● **EXERCISE**:
What is wanted is every record, duplicated word for word.

● **Page and application data records**:
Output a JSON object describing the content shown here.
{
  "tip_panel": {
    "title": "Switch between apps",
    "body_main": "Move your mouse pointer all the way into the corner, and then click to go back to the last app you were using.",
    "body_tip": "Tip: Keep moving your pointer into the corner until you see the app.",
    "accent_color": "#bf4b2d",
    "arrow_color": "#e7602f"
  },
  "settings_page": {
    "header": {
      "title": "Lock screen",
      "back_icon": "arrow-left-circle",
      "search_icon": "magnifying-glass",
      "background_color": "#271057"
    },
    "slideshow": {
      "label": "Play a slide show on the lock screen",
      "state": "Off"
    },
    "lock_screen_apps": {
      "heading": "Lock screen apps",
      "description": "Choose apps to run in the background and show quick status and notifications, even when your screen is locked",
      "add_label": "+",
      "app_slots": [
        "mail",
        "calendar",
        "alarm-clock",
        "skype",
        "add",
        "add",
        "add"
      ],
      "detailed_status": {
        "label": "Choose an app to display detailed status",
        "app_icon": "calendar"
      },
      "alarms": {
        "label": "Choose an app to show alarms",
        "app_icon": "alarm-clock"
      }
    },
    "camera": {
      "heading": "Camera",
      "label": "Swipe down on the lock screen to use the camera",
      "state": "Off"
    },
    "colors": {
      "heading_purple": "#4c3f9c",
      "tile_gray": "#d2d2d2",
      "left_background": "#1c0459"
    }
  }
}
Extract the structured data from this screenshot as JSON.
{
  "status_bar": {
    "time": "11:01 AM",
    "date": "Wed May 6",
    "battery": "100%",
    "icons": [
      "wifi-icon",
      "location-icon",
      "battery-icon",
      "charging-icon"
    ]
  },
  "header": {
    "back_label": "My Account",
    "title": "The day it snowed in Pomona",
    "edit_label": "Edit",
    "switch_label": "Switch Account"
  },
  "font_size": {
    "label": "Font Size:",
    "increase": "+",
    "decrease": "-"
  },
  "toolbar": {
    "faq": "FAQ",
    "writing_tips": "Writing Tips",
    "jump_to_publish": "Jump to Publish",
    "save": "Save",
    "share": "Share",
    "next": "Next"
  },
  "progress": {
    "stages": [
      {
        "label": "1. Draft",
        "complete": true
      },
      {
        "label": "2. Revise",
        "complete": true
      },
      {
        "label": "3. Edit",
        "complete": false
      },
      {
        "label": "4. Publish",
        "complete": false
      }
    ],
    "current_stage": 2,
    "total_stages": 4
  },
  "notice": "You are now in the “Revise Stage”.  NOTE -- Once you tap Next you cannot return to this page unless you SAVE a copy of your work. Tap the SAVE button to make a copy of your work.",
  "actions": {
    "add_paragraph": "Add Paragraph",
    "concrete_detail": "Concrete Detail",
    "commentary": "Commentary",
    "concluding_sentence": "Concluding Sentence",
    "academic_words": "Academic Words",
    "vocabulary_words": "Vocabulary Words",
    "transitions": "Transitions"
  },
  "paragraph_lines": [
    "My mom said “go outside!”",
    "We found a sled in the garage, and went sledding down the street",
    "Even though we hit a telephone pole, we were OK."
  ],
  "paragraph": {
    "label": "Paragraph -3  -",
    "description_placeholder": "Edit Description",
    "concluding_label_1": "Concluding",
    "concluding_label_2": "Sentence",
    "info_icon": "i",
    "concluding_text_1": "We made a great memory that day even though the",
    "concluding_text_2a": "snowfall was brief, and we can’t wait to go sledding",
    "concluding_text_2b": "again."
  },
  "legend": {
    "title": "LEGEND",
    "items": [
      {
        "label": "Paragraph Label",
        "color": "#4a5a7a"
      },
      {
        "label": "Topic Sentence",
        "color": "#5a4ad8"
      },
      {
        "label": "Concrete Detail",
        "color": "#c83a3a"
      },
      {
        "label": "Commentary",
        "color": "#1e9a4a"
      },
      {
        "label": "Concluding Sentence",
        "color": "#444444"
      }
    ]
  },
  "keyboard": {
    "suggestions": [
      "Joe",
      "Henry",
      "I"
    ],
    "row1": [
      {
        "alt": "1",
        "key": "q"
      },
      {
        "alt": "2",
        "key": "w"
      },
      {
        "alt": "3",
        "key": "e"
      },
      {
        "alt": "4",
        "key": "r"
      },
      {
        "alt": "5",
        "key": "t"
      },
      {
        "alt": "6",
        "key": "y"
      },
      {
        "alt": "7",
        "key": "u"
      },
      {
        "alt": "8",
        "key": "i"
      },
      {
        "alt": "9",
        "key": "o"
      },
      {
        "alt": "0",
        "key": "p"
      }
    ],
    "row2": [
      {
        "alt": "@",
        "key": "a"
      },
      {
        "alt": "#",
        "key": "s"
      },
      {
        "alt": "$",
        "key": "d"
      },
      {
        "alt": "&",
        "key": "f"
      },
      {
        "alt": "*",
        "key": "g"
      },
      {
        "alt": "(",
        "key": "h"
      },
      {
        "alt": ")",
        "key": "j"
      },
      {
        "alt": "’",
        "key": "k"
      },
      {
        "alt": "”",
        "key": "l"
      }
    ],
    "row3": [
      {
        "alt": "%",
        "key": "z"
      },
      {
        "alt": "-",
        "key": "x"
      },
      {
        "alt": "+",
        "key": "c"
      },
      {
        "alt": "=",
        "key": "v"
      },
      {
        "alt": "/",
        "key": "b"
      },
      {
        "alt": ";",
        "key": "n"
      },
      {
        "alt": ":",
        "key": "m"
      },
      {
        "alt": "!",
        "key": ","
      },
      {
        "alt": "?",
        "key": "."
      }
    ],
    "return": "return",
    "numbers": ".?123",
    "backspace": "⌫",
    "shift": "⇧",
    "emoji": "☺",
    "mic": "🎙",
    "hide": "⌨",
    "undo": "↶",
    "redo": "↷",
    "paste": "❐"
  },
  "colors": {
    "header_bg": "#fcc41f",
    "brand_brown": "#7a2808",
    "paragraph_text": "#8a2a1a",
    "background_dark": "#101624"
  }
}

● **RESPONSE**:
Output a JSON object describing the content shown here.
{
  "tip_panel": {
    "title": "Switch between apps",
    "body_main": "Move your mouse pointer all the way into the corner, and then click to go back to the last app you were using.",
    "body_tip": "Tip: Keep moving your pointer into the corner until you see the app.",
    "accent_color": "#bf4b2d",
    "arrow_color": "#e7602f"
  },
  "settings_page": {
    "header": {
      "title": "Lock screen",
      "back_icon": "arrow-left-circle",
      "search_icon": "magnifying-glass",
      "background_color": "#271057"
    },
    "slideshow": {
      "label": "Play a slide show on the lock screen",
      "state": "Off"
    },
    "lock_screen_apps": {
      "heading": "Lock screen apps",
      "description": "Choose apps to run in the background and show quick status and notifications, even when your screen is locked",
      "add_label": "+",
      "app_slots": [
        "mail",
        "calendar",
        "alarm-clock",
        "skype",
        "add",
        "add",
        "add"
      ],
      "detailed_status": {
        "label": "Choose an app to display detailed status",
        "app_icon": "calendar"
      },
      "alarms": {
        "label": "Choose an app to show alarms",
        "app_icon": "alarm-clock"
      }
    },
    "camera": {
      "heading": "Camera",
      "label": "Swipe down on the lock screen to use the camera",
      "state": "Off"
    },
    "colors": {
      "heading_purple": "#4c3f9c",
      "tile_gray": "#d2d2d2",
      "left_background": "#1c0459"
    }
  }
}
Extract the structured data from this screenshot as JSON.
{
  "status_bar": {
    "time": "11:01 AM",
    "date": "Wed May 6",
    "battery": "100%",
    "icons": [
      "wifi-icon",
      "location-icon",
      "battery-icon",
      "charging-icon"
    ]
  },
  "header": {
    "back_label": "My Account",
    "title": "The day it snowed in Pomona",
    "edit_label": "Edit",
    "switch_label": "Switch Account"
  },
  "font_size": {
    "label": "Font Size:",
    "increase": "+",
    "decrease": "-"
  },
  "toolbar": {
    "faq": "FAQ",
    "writing_tips": "Writing Tips",
    "jump_to_publish": "Jump to Publish",
    "save": "Save",
    "share": "Share",
    "next": "Next"
  },
  "progress": {
    "stages": [
      {
        "label": "1. Draft",
        "complete": true
      },
      {
        "label": "2. Revise",
        "complete": true
      },
      {
        "label": "3. Edit",
        "complete": false
      },
      {
        "label": "4. Publish",
        "complete": false
      }
    ],
    "current_stage": 2,
    "total_stages": 4
  },
  "notice": "You are now in the “Revise Stage”.  NOTE -- Once you tap Next you cannot return to this page unless you SAVE a copy of your work. Tap the SAVE button to make a copy of your work.",
  "actions": {
    "add_paragraph": "Add Paragraph",
    "concrete_detail": "Concrete Detail",
    "commentary": "Commentary",
    "concluding_sentence": "Concluding Sentence",
    "academic_words": "Academic Words",
    "vocabulary_words": "Vocabulary Words",
    "transitions": "Transitions"
  },
  "paragraph_lines": [
    "My mom said “go outside!”",
    "We found a sled in the garage, and went sledding down the street",
    "Even though we hit a telephone pole, we were OK."
  ],
  "paragraph": {
    "label": "Paragraph -3  -",
    "description_placeholder": "Edit Description",
    "concluding_label_1": "Concluding",
    "concluding_label_2": "Sentence",
    "info_icon": "i",
    "concluding_text_1": "We made a great memory that day even though the",
    "concluding_text_2a": "snowfall was brief, and we can’t wait to go sledding",
    "concluding_text_2b": "again."
  },
  "legend": {
    "title": "LEGEND",
    "items": [
      {
        "label": "Paragraph Label",
        "color": "#4a5a7a"
      },
      {
        "label": "Topic Sentence",
        "color": "#5a4ad8"
      },
      {
        "label": "Concrete Detail",
        "color": "#c83a3a"
      },
      {
        "label": "Commentary",
        "color": "#1e9a4a"
      },
      {
        "label": "Concluding Sentence",
        "color": "#444444"
      }
    ]
  },
  "keyboard": {
    "suggestions": [
      "Joe",
      "Henry",
      "I"
    ],
    "row1": [
      {
        "alt": "1",
        "key": "q"
      },
      {
        "alt": "2",
        "key": "w"
      },
      {
        "alt": "3",
        "key": "e"
      },
      {
        "alt": "4",
        "key": "r"
      },
      {
        "alt": "5",
        "key": "t"
      },
      {
        "alt": "6",
        "key": "y"
      },
      {
        "alt": "7",
        "key": "u"
      },
      {
        "alt": "8",
        "key": "i"
      },
      {
        "alt": "9",
        "key": "o"
      },
      {
        "alt": "0",
        "key": "p"
      }
    ],
    "row2": [
      {
        "alt": "@",
        "key": "a"
      },
      {
        "alt": "#",
        "key": "s"
      },
      {
        "alt": "$",
        "key": "d"
      },
      {
        "alt": "&",
        "key": "f"
      },
      {
        "alt": "*",
        "key": "g"
      },
      {
        "alt": "(",
        "key": "h"
      },
      {
        "alt": ")",
        "key": "j"
      },
      {
        "alt": "’",
        "key": "k"
      },
      {
        "alt": "”",
        "key": "l"
      }
    ],
    "row3": [
      {
        "alt": "%",
        "key": "z"
      },
      {
        "alt": "-",
        "key": "x"
      },
      {
        "alt": "+",
        "key": "c"
      },
      {
        "alt": "=",
        "key": "v"
      },
      {
        "alt": "/",
        "key": "b"
      },
      {
        "alt": ";",
        "key": "n"
      },
      {
        "alt": ":",
        "key": "m"
      },
      {
        "alt": "!",
        "key": ","
      },
      {
        "alt": "?",
        "key": "."
      }
    ],
    "return": "return",
    "numbers": ".?123",
    "backspace": "⌫",
    "shift": "⇧",
    "emoji": "☺",
    "mic": "🎙",
    "hide": "⌨",
    "undo": "↶",
    "redo": "↷",
    "paste": "❐"
  },
  "colors": {
    "header_bg": "#fcc41f",
    "brand_brown": "#7a2808",
    "paragraph_text": "#8a2a1a",
    "background_dark": "#101624"
  }
}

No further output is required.